The Diagnostic and Statistical Manual of Mental Disorders (DSM), the standard classification of mental disorders used by mental health professionals all over the world, lists ten personality disorders, and allocates each to one of three groups or ‘clusters’: A, B, or C.
Cluster A personality disorders are characterised by extreme discomfort in close relationships, cognitive or perceptual distortions and odd behaviour, sometimes lead by hallucinations. Often persons with Cluster A personality disorder find it difficult to have or maintain close relationships and tend to have a lack of social manners and understanding.
Cluster B personality disorders are difficult to summarize in one sentence, as there are big differences between the personality disorders withing this cluster. In general people with these disorders are impulsive, overly dramatic, highly emotional and erractic. In my next blog I will explain some of these personality disorders in detail.
Cluster C personality disorders is also called the anxious, fearful cluster. People with these disorders share a high level of anxiety and being nervous. This might be regarding social situations as well as e.g. wanting to be perfect. As with the Cluster B personality disorders, there are big differences between the three Cluster C personality disorders.
It is very important to realise that we all show some of these personality traits from time to time. This does not necessarily mean that you actually have a personality disorder. To meet the diagnostic DSM criteria of a personality disorder, these traits need to be inflexible: they can be observed very almost constantly and do not depend on time, place, circumstances etc. However, if you feel that you or your loved one is acting strange and unusual, you might want to seek professional help to see what could be done to help you.
In my next blog, as previously mentioned, I will talk about some of the Cluster B personality disorder in detail.

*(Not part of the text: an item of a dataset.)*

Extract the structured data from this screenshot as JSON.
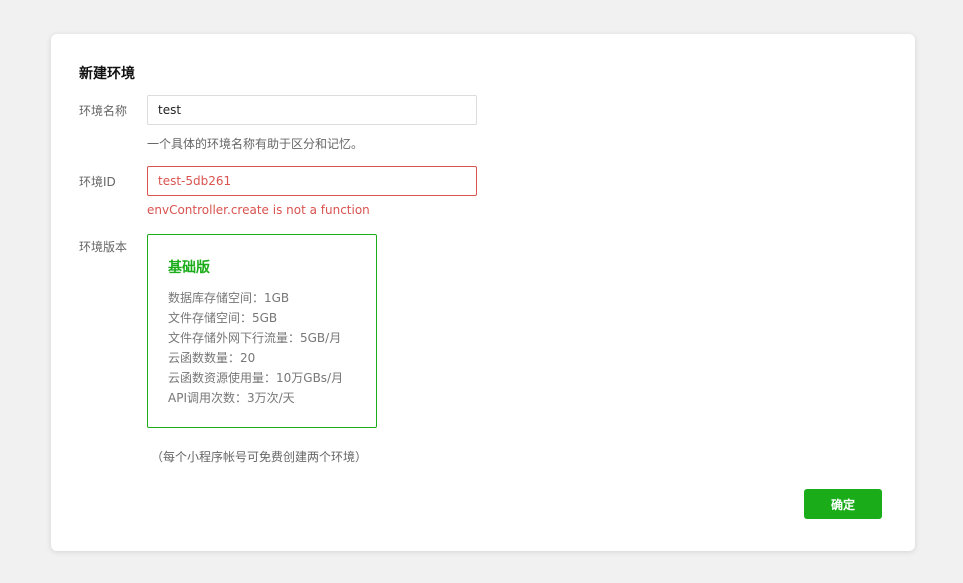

Esther is an assistant psychologist at Willingness. She works with adults and couples. She has a special interest in mental health. She can be contacted on firstname.lastname@example.org.